Subscribe to Canada Free Press for FREE

First Amendment Free Speech Clause against the LGBT "sexual orientation" law

Colorado Cake Case and First Amendment Implications


By —— Bio and Archives--December 1, 2017

Comments | Print Friendly | Subscribe | Email Us

Colorado Cake Case and First Amendment Implications
WASHINGTON, D.C. -  On Tuesday, December 5, the U.S. Supreme Court will for the first time hear a case that pits the First Amendment Free Speech Clause against the LGBT “sexual orientation” law. The issue is whether the state can force a Colorado cake artist to use his artistic talents to create a wedding cake celebrating a same-sex ceremony. In other words, can the state force a private citizen to speak an expressive message in support of a same-sex ceremony?

Liberty Counsel filed an amicus brief in Masterpiece Cakeshop v. Colorado Civil Rights Commission, a case that could have a wide impact regarding the clash between free speech and the LGBT agenda, including laws that add “sexual orientation” and “gender identity.”

Jack Phillips, the owner of Masterpiece Cakeshop, represented by Alliance Defending Freedom, lost at every level after the Colorado Civil Rights Commission ruled he violated the state’s “sexual orientation” law by refusing to create an artistic cake for a same-sex ceremony. However, the same Colorado Civil Rights Commission allowed a homosexual baker to refuse to bake a cake with a Scripture verse. The U.S. Supreme Court agreed to hear the case and focused the question to the Free Speech Clause of the First Amendment. This ruling will have a broader implication than the Free Exercise of Religion Clause because free speech includes both secular and religious expression.

No federal law requires businesses to serve all customers without regard to their sexual orientation or gender identity. However, 21 states have “public accommodations” laws that include one or both phrases. They include California and six other states in the West, Illinois and three other states in the upper Midwest, and 10 states on the East Coast from Maryland to Maine. No state in the South or on the Great Plains has such a law.

“The Supreme Court’s ruling in the Masterpiece Cakeshop case could have a significant impact throughout the country for good and bad regarding the collision between the right to free speech and the LGBT agenda,” said Mat Staver, Founder and Chairman of Liberty Counsel. “This case is about whether the government can force private persons to speak a message against their will. The First Amendment protects the right to speak and the right not to speak.
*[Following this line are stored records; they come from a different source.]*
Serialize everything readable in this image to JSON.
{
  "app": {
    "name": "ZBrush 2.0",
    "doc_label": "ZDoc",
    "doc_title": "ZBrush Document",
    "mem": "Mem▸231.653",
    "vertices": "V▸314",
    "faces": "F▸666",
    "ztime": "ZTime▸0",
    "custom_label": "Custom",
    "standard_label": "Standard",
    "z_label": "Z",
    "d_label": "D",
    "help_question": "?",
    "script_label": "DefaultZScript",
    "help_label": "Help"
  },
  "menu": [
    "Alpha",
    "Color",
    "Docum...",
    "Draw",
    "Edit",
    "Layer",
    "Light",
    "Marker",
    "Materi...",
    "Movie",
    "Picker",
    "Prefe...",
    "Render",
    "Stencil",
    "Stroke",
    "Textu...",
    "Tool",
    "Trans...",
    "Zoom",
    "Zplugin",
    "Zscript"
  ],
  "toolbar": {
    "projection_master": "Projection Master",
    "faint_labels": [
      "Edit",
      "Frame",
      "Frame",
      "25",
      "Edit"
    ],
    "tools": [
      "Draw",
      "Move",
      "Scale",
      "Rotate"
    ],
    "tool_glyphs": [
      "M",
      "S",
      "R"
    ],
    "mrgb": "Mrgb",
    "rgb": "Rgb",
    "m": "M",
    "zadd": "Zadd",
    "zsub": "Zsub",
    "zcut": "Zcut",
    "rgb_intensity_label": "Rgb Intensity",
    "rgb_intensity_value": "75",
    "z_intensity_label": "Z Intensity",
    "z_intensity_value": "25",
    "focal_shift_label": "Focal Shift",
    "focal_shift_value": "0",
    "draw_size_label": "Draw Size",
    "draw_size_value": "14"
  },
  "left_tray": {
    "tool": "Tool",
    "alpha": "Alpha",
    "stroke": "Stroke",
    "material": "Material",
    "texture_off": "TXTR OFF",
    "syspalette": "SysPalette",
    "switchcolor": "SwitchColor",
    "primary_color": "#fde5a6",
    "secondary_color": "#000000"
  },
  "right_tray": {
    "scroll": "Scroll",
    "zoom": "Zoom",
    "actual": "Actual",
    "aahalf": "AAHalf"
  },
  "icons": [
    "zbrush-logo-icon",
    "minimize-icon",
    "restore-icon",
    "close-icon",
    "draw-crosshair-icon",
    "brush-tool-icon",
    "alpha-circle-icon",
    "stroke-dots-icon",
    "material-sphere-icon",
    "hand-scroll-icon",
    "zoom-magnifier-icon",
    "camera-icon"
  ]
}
This case is not about providing a neutral service to a patron. It is about forced participation and promotion of a same-sex ceremony when that event, which is infused with a message, collides with a person’s conscious. If the Court rules against Jack Phillips, people who refuse to sanction or promote same-sex ceremonies will be persecuted by the state for their convictions. If the First Amendment means anything, it means the government cannot force a private person to speak a message of its choosing,” said Staver.

 



Liberty Counsel -- Bio and Archives | Comments

Liberty Counsel is an international nonprofit, litigation, education, and policy organization dedicated to advancing religious freedom, the sanctity of life, and the family since 1989, by providing pro bono assistance and representation on these and related topics.

Commenting Policy

Please adhere to our commenting policy to avoid being banned. As a privately owned website, we reserve the right to remove any comment and ban any user at any time.

Comments that contain spam, advertising, vulgarity, threats of violence, racism, anti-Semitism, or personal or abusive attacks on other users may be removed and result in a ban.
-- Follow these instructions on registering: